In the pursuit of more reliable applications of fingerprint and other forensic evidence, CSAFE researcher and Duke L. Neil Williams Jr. Professor of Law Brandon Garrett recently authored and submitted an amicus brief to the North Carolina Supreme Court. Garrett, along with twenty-six leading forensic analysts, statisticians and researchers including several other members of the CSAFE team who signed the brief. The appellate court had found error in the admission of fingerprint testimony in the case in question, North Carolina v. McPhaul, where the testimony of a latent fingerprint examiner helped to convict the defendant.
In a Duke Law news release, Garrett said, “The goal of the brief was to emphasize to the court that only expert work that is reliably applied to the facts should be admitted at trial. Wrongful convictions can and have resulted when forensic methods are poorly applied in criminal cases.”

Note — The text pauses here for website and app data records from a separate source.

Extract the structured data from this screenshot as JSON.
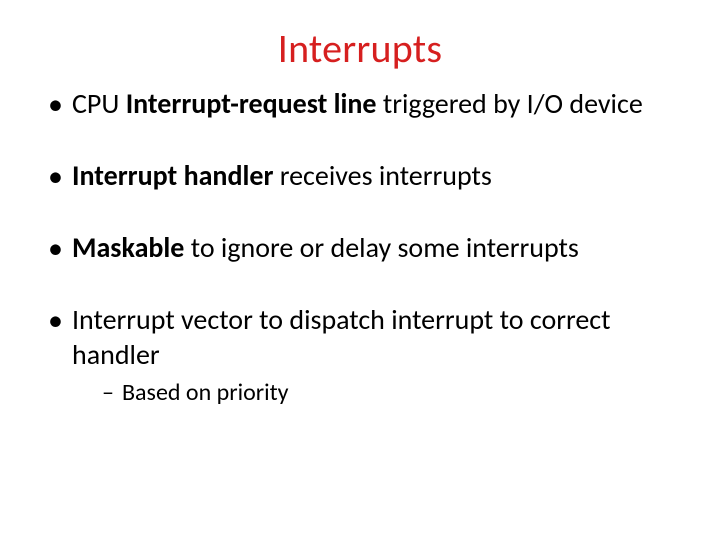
{
  "title": "Interrupts",
  "bullets": {
    "b1": {
      "t1": "CPU ",
      "bold": "Interrupt-request line",
      "t2": " triggered by I/O device"
    },
    "b2": {
      "bold": "Interrupt handler",
      "t2": " receives interrupts"
    },
    "b3": {
      "bold": "Maskable",
      "t2": " to ignore or delay some interrupts"
    },
    "b4": {
      "t1": "Interrupt vector to dispatch interrupt to correct handler",
      "sub1": "Based on priority"
    }
  }
}
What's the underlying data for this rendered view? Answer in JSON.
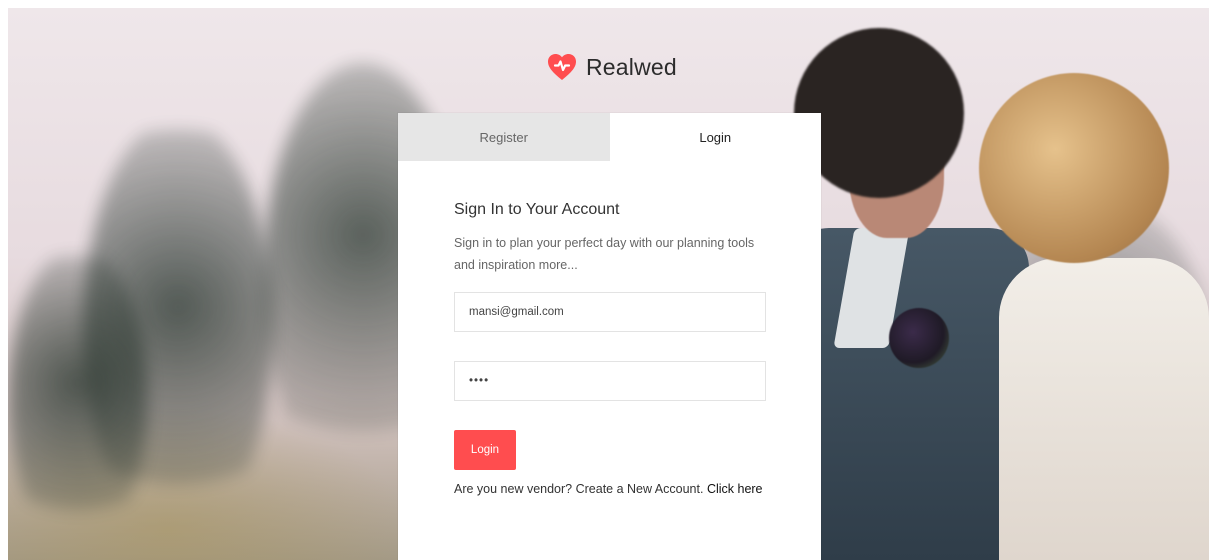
{
  "brand": {
    "name": "Realwed",
    "logo_icon": "heart-logo-icon",
    "accent_color": "#ff4d4f"
  },
  "tabs": [
    {
      "label": "Register",
      "active": false
    },
    {
      "label": "Login",
      "active": true
    }
  ],
  "login_form": {
    "title": "Sign In to Your Account",
    "description": "Sign in to plan your perfect day with our planning tools and inspiration more...",
    "email_value": "mansi@gmail.com",
    "password_value": "••••",
    "submit_label": "Login",
    "footer_text": "Are you new vendor? Create a New Account.",
    "footer_link_label": "Click here"
  }
}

North Carolina rules of evidence require that reliable principles and methods serve as the basis for forensic evidence presented in court. Experts involved in testifying must apply these principles and methods reliably to the facts of the case. The expert was unable to explain the fingerprint comparison process used or how the conclusion was reached. As a result, Garrett says the appellate court was correct in ruling that this testimony should have been excluded during trial.
Garrett’s recent paper published in the UCLA Law Review takes a closer look at the reliable application of fingerprint evidence. He explains that judges need a better roadmap to determine if a fingerprint examiner reliably applied analysis methods to the facts of the case and highlights the need for new judicial gatekeeping standards for expert evidence.

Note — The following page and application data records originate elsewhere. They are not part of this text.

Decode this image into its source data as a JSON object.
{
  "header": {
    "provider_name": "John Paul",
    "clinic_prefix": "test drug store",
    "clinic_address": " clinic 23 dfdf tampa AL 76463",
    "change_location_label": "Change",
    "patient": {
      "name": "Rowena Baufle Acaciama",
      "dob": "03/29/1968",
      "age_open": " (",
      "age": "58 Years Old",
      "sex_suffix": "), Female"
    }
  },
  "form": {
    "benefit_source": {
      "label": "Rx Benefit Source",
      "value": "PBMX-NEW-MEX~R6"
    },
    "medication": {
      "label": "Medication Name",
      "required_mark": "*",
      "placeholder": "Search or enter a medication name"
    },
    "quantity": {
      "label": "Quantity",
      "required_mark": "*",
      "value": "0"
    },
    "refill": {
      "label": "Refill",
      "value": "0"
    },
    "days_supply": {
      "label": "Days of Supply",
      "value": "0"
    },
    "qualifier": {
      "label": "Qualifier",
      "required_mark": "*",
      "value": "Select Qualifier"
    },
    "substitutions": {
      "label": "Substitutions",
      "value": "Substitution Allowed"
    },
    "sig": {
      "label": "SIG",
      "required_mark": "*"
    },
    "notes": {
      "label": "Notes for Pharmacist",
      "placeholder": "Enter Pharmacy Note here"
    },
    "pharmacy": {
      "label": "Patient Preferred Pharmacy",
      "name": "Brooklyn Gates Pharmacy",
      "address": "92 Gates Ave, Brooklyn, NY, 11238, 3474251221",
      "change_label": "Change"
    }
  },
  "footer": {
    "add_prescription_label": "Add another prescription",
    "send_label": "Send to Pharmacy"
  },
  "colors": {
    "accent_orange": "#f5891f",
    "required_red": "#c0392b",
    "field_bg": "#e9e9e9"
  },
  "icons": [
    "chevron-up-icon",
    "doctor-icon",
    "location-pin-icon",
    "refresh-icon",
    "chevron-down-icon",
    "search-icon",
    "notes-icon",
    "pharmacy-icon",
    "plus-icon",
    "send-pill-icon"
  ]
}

According to Garrett, solutions may be found in more detailed reasoning in court rulings, and increased documentation of forensic examination. Also key is guidance from scientific sources such as the PCAST report. In addition, Garrett discusses the importance of rigorous proficiency testing for forensic examiners.
The appellate court decision in McPhaul is an example of “a new judicial focus on what goes on inside the black box. For that reason, the ruling should send an important signal to practicing lawyers, judges and forensic practitioners that the reliable application of principles and methods to the facts matter,” Garrett said.

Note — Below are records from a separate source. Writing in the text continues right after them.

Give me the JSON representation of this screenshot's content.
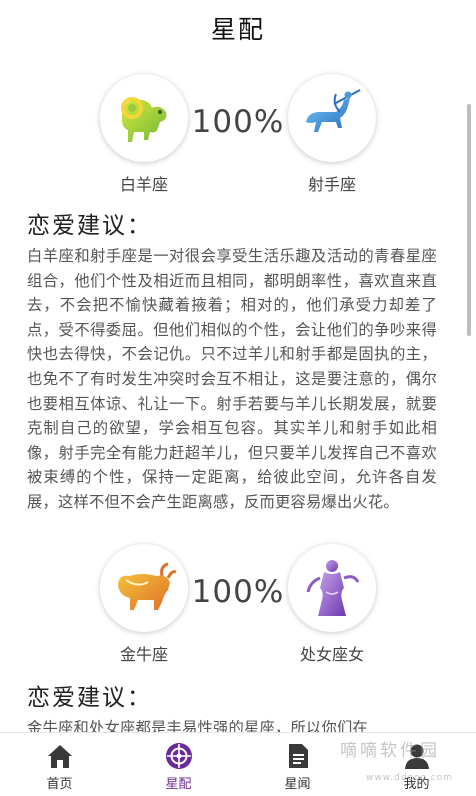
{
  "header": {
    "title": "星配"
  },
  "pairs": [
    {
      "left": {
        "name": "白羊座",
        "icon": "aries-ram-icon",
        "color": "#9acb3a"
      },
      "right": {
        "name": "射手座",
        "icon": "sagittarius-centaur-icon",
        "color": "#3a8fd0"
      },
      "percent": "100%",
      "advice_title": "恋爱建议：",
      "advice_text": "白羊座和射手座是一对很会享受生活乐趣及活动的青春星座组合，他们个性及相近而且相同，都明朗率性，喜欢直来直去，不会把不愉快藏着掖着；相对的，他们承受力却差了点，受不得委屈。但他们相似的个性，会让他们的争吵来得快也去得快，不会记仇。只不过羊儿和射手都是固执的主，也免不了有时发生冲突时会互不相让，这是要注意的，偶尔也要相互体谅、礼让一下。射手若要与羊儿长期发展，就要克制自己的欲望，学会相互包容。其实羊儿和射手如此相像，射手完全有能力赶超羊儿，但只要羊儿发挥自己不喜欢被束缚的个性，保持一定距离，给彼此空间，允许各自发展，这样不但不会产生距离感，反而更容易爆出火花。"
    },
    {
      "left": {
        "name": "金牛座",
        "icon": "taurus-bull-icon",
        "color": "#e8902a"
      },
      "right": {
        "name": "处女座女",
        "icon": "virgo-maiden-icon",
        "color": "#8a5cc4"
      },
      "percent": "100%",
      "advice_title": "恋爱建议：",
      "advice_text": "金牛座和处女座都是丰易性强的星座，所以你们在"
    }
  ],
  "tabs": [
    {
      "label": "首页",
      "icon": "home-icon",
      "active": false
    },
    {
      "label": "星配",
      "icon": "compass-icon",
      "active": true
    },
    {
      "label": "星闻",
      "icon": "document-icon",
      "active": false
    },
    {
      "label": "我的",
      "icon": "user-icon",
      "active": false
    }
  ],
  "watermark": {
    "text": "嘀嘀软件园",
    "sub": "www.ddooo.com"
  },
  "colors": {
    "accent": "#6a2a9a",
    "text": "#555555"
  }
}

Review more about fingerprint technology and concerns regarding its scientific validity on the CSAFE blog.